**Exercise prompt**
Reproduce the records below word for word.

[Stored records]
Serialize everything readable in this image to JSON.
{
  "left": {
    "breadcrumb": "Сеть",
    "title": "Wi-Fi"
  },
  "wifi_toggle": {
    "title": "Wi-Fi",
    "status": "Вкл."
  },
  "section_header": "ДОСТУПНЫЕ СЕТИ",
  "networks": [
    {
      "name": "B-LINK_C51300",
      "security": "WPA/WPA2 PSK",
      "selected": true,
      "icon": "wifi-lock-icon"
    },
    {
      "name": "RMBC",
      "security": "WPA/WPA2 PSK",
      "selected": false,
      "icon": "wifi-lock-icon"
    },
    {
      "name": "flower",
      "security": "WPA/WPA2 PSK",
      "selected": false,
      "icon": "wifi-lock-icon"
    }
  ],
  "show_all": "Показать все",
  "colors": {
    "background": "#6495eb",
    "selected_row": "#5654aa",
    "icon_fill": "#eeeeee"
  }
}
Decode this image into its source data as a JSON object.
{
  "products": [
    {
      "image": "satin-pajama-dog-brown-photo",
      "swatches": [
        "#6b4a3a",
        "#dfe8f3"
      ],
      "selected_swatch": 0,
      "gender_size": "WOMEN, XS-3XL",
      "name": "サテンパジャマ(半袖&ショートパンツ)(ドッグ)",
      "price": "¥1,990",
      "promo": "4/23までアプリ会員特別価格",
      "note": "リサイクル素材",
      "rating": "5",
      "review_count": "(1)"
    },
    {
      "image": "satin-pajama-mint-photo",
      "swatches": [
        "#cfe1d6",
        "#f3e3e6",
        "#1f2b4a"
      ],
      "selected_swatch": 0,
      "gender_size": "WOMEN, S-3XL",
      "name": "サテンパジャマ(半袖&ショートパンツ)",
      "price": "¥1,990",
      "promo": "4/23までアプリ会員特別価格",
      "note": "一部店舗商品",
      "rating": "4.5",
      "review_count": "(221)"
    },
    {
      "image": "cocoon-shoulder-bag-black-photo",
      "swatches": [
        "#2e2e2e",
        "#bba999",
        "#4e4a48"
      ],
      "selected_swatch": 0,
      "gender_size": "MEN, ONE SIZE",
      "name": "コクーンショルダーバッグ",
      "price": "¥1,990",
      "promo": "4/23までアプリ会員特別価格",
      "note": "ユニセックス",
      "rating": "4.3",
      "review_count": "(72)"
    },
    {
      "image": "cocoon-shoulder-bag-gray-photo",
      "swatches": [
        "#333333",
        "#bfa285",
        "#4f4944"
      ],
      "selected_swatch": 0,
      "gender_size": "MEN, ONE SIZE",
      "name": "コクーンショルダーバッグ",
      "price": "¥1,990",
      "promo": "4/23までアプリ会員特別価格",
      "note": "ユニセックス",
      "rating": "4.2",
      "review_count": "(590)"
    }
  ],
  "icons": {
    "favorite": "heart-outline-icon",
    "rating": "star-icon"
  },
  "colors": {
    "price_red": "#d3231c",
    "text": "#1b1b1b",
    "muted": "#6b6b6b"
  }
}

**Written solution**
Serialize everything readable in this image to JSON.
{
  "left": {
    "breadcrumb": "Сеть",
    "title": "Wi-Fi"
  },
  "wifi_toggle": {
    "title": "Wi-Fi",
    "status": "Вкл."
  },
  "section_header": "ДОСТУПНЫЕ СЕТИ",
  "networks": [
    {
      "name": "B-LINK_C51300",
      "security": "WPA/WPA2 PSK",
      "selected": true,
      "icon": "wifi-lock-icon"
    },
    {
      "name": "RMBC",
      "security": "WPA/WPA2 PSK",
      "selected": false,
      "icon": "wifi-lock-icon"
    },
    {
      "name": "flower",
      "security": "WPA/WPA2 PSK",
      "selected": false,
      "icon": "wifi-lock-icon"
    }
  ],
  "show_all": "Показать все",
  "colors": {
    "background": "#6495eb",
    "selected_row": "#5654aa",
    "icon_fill": "#eeeeee"
  }
}
Decode this image into its source data as a JSON object.
{
  "products": [
    {
      "image": "satin-pajama-dog-brown-photo",
      "swatches": [
        "#6b4a3a",
        "#dfe8f3"
      ],
      "selected_swatch": 0,
      "gender_size": "WOMEN, XS-3XL",
      "name": "サテンパジャマ(半袖&ショートパンツ)(ドッグ)",
      "price": "¥1,990",
      "promo": "4/23までアプリ会員特別価格",
      "note": "リサイクル素材",
      "rating": "5",
      "review_count": "(1)"
    },
    {
      "image": "satin-pajama-mint-photo",
      "swatches": [
        "#cfe1d6",
        "#f3e3e6",
        "#1f2b4a"
      ],
      "selected_swatch": 0,
      "gender_size": "WOMEN, S-3XL",
      "name": "サテンパジャマ(半袖&ショートパンツ)",
      "price": "¥1,990",
      "promo": "4/23までアプリ会員特別価格",
      "note": "一部店舗商品",
      "rating": "4.5",
      "review_count": "(221)"
    },
    {
      "image": "cocoon-shoulder-bag-black-photo",
      "swatches": [
        "#2e2e2e",
        "#bba999",
        "#4e4a48"
      ],
      "selected_swatch": 0,
      "gender_size": "MEN, ONE SIZE",
      "name": "コクーンショルダーバッグ",
      "price": "¥1,990",
      "promo": "4/23までアプリ会員特別価格",
      "note": "ユニセックス",
      "rating": "4.3",
      "review_count": "(72)"
    },
    {
      "image": "cocoon-shoulder-bag-gray-photo",
      "swatches": [
        "#333333",
        "#bfa285",
        "#4f4944"
      ],
      "selected_swatch": 0,
      "gender_size": "MEN, ONE SIZE",
      "name": "コクーンショルダーバッグ",
      "price": "¥1,990",
      "promo": "4/23までアプリ会員特別価格",
      "note": "ユニセックス",
      "rating": "4.2",
      "review_count": "(590)"
    }
  ],
  "icons": {
    "favorite": "heart-outline-icon",
    "rating": "star-icon"
  },
  "colors": {
    "price_red": "#d3231c",
    "text": "#1b1b1b",
    "muted": "#6b6b6b"
  }
}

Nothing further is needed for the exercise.